To qualify for the reduction, a de novo bank would have to have started its operations in the year in which HB 150 takes effect or in any future year. A bank would be considered to have started operations in the year the bank was issued a charter, certificate of authority or equivalent document authorizing its banking operations. Under HB 150, a de novo bank whose tax liability before the reduction equaled $1 million or less would not owe any FIT for that year, not even the minimum tax. A de novo bank whose tax liability before the reduction exceeded $1 million would owe the difference between its pre-reduction tax liability and $1 million. The reduction would apply for the 2021 tax year, which is the measurement period for returns filed for tax year 2022.
CAT exclusion for mortgage lenders5
Under existing law, the CAT law’s definition of “gross receipts” excludes certain gross receipts of mortgage brokers (which are distinct from mortgage lenders under the law) and thus excluded from the CAT.6 The exclusion for a mortgage broker’s gross receipts applies to the funds the broker uses to finance a table-funded loan7 or warehouse lending loan,8 other than money the broker receives as fees or other consideration for the transaction.
HB 150 would allow mortgage lenders to exclude, from their CAT base, gross receipts from the sale or transfer of mortgage loans and mortgage-backed securities.9 The exclusion would equal the receipts representing the principal balance of mortgage loans. Under HB 150, a mortgage lender would include any lender registered as such with the Ohio Superintendent of Financial Institutions. This change would apply to tax periods beginning on or after HB 150’s effective date. Tax legislation is effective on the 91st day after its filing with the Secretary of State. Assuming Governor DeWine signs HB 150 in early January, this exclusion would be effective July 1, 2021.

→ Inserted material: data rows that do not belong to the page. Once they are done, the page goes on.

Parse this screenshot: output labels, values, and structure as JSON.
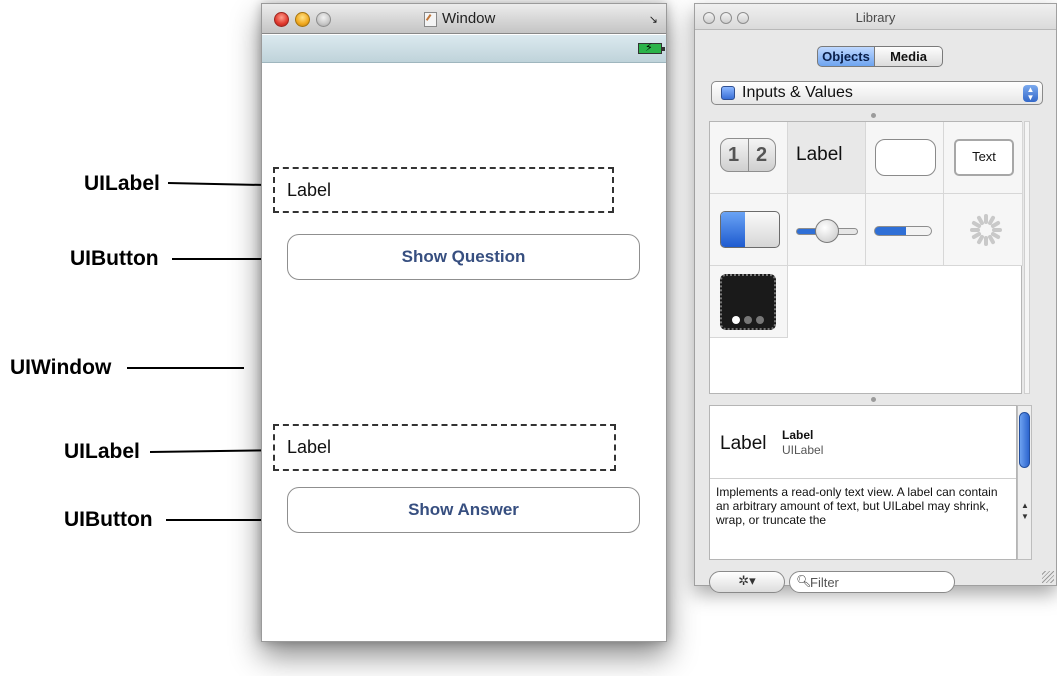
{
  "annotations": {
    "label_top": "UILabel",
    "button_top": "UIButton",
    "window": "UIWindow",
    "label_bottom": "UILabel",
    "button_bottom": "UIButton"
  },
  "ib_window": {
    "title": "Window",
    "label_top_text": "Label",
    "button_top_text": "Show Question",
    "label_bottom_text": "Label",
    "button_bottom_text": "Show Answer"
  },
  "library": {
    "title": "Library",
    "tabs": [
      "Objects",
      "Media"
    ],
    "selected_tab": "Objects",
    "category": "Inputs & Values",
    "items": [
      {
        "name": "segmented-control",
        "glyphs": [
          "1",
          "2"
        ]
      },
      {
        "name": "label",
        "text": "Label"
      },
      {
        "name": "round-rect-button"
      },
      {
        "name": "text-field",
        "text": "Text"
      },
      {
        "name": "switch"
      },
      {
        "name": "slider"
      },
      {
        "name": "progress-view"
      },
      {
        "name": "activity-indicator"
      },
      {
        "name": "page-control"
      }
    ],
    "detail": {
      "big_label": "Label",
      "name": "Label",
      "class": "UILabel",
      "description": "Implements a read-only text view. A label can contain an arbitrary amount of text, but UILabel may shrink, wrap, or truncate the"
    },
    "filter_placeholder": "Filter",
    "action_icon": "gear-icon"
  },
  "colors": {
    "button_text": "#374f80",
    "selection_blue": "#3a6fd6"
  }
}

If enacted, financial institutions subject to the FIT and mortgage lenders subject to the CAT will need to take these new provisions into consideration in filing required returns.
1 See Ohio Rev. Code Section 5726.04(A)(1)(b).
2 See Ohio Rev. Code Section 5726.04(A)(1)(a).
3 See HB 150, Section 1 (amending Ohio Rev. Code Section 5726.04 by adding new paragraph (A)(2).
4 See id. (amending Ohio Rev. Code Section 5726.01 by adding new subsection (W) defining “de novo bank organization”).
5 Before 2014, certain mortgage lenders were subject to the Ohio Dealer in Intangibles Tax (DIT). The DIT was repealed after 2013 and mortgage lenders that are not financial institutions subject to the FIT are subject to the CAT.
6 See Ohio Rev. Code Section 5751.01(F)(2)(w) (excluding, from the CAT law’s definition of “gross receipts,” funds received or used by a mortgage broker under a table-funding mortgage loan or warehouse lending mortgage loan).
7 Table-funded loans involve a lender taking assignment of a loan from the broker originating the loan, effectively advancing the money for the closing.
8 Warehouse lending loans involve the loan originator providing funds for a mortgage through a line of credit the originator obtains from a lender, i.e., the warehouse, and repaying the debt once the originator sells the loan into a secondary market.
9 See HB 150, Section 1 (amending Ohio Rev. Code Section 5751.01(F)(2) by adding new section (mm)).